A trace route is useful to determine the path that Internet Data takes across a network and their response times.
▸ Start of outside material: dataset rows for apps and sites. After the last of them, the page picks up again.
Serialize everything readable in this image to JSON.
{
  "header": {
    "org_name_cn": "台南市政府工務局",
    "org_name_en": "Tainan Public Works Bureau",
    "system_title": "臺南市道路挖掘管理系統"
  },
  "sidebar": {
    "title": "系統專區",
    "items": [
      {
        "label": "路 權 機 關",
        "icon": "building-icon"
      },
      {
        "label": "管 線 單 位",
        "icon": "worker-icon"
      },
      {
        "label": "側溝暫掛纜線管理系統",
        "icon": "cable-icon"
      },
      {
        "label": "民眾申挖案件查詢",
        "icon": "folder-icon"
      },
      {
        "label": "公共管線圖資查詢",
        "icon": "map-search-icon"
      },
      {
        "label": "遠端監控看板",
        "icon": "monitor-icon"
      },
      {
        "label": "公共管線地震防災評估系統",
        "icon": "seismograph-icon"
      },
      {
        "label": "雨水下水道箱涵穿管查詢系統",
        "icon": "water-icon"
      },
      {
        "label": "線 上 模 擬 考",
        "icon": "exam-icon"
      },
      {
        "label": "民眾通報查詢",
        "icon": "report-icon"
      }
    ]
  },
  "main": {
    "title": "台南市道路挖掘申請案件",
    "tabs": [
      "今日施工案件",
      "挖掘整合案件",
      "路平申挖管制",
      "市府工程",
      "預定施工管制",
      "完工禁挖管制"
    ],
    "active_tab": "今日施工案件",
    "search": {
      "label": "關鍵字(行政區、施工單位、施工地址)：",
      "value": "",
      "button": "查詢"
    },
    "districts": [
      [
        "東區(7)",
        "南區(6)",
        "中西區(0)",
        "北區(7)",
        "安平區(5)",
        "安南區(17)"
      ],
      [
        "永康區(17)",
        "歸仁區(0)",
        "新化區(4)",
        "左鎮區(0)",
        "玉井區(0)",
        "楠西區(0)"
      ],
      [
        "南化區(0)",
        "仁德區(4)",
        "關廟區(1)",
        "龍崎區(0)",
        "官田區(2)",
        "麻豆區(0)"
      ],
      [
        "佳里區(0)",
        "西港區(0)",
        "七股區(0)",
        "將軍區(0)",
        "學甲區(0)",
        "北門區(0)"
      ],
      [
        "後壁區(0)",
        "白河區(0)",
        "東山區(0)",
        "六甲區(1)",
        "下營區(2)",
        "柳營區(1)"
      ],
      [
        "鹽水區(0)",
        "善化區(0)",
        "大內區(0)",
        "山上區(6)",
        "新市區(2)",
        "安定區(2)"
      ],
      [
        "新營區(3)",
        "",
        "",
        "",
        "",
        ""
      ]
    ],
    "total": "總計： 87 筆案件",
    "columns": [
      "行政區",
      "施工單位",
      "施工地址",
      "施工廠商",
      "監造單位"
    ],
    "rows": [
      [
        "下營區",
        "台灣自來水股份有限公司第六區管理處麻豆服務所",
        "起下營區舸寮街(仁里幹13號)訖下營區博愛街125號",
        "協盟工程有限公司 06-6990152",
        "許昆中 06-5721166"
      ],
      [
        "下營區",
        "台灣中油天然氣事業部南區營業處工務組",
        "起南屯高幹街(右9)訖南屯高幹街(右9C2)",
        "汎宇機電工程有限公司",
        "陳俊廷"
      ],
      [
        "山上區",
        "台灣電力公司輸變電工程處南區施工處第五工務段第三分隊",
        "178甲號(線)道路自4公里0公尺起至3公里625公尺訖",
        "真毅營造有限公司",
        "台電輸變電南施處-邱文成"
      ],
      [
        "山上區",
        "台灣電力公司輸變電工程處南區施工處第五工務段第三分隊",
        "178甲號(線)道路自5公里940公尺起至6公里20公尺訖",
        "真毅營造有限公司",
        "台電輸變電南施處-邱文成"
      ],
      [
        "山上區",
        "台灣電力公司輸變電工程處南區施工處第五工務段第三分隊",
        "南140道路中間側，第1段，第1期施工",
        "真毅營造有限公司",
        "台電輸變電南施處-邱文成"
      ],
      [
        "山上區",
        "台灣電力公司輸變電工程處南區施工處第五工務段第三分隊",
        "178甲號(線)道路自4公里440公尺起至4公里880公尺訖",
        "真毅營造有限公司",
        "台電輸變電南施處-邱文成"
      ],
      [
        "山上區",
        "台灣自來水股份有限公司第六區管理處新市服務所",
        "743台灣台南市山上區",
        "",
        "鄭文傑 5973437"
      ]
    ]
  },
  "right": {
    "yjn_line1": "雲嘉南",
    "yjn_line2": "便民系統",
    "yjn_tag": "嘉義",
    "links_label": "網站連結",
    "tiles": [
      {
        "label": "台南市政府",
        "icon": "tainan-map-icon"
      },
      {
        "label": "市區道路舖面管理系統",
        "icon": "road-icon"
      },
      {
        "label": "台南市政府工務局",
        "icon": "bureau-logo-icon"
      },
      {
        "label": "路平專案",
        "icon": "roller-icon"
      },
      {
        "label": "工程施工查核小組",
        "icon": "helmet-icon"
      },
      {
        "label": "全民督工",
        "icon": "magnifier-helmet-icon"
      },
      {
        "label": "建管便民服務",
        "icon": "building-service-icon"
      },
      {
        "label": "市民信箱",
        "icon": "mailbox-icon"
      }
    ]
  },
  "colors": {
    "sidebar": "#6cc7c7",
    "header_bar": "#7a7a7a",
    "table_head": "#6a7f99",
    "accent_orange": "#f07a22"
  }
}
There are many scenarios where this kind of test can become useful.

Here are some step by step instructions on performing a Trace Route Test:

Windows XP/Vista/Windows 7:

  1. Click the START button on the lower left-hand hand side of your screen.
  2. Click RUN (Windows XP) or Click in the text box that has the text ‘Start Programs and Files‘ (Windows Vista and 7).
  3. Type ‘cmd‘ in the text box and click OK. In Windows Vista and Windows 7 you simply press the Enter/Return key on your keyboard.
  4. A black window will appear that looks something like this…

    windows-cmd-1

  5. Then, type the command as follows: traceroute x.x.x.x (eg: traceroute 66.102.11.99 OR traceroute www.google.com).
  6. Your screen should look something like this…

    windows-traceroute-2

  7. Once the trace route test has completed, you will need to send this data to OntheNet for analysis.To do this you can press the Print Screen button on your keyboard (this will take a snap shot of your screen) and then paste this into Microsoft Paint.
  8. Attach the screen capture and email your results to support@onthenet.com.au.

Macintosh:

  1. On the menu running across the top section of your Macintosh, Click on the GO menu.

    ping-mac-1

  2. Click UTILITIES.
  3. Click on NETWORK UTILITY.

    ping-mac-2

  4. From here, Click on the Traceroute Tab.

    ping-mac-3

  5. Where it is labled ‘Please enter the Network Address to trace an internet route to..’, Enter an IP Address or a Website Address.
  6. Click the TRACE button to start the process.
  7. Once the trace test has completed, you will need to send this data to OntheNet for analysis.To do this, copy the data in the the text box and then paste this data into a new email.
  8. Address the email to support@onthenet.com.au – Technical Support will then either analyze this data or escalate this information to an Engineer.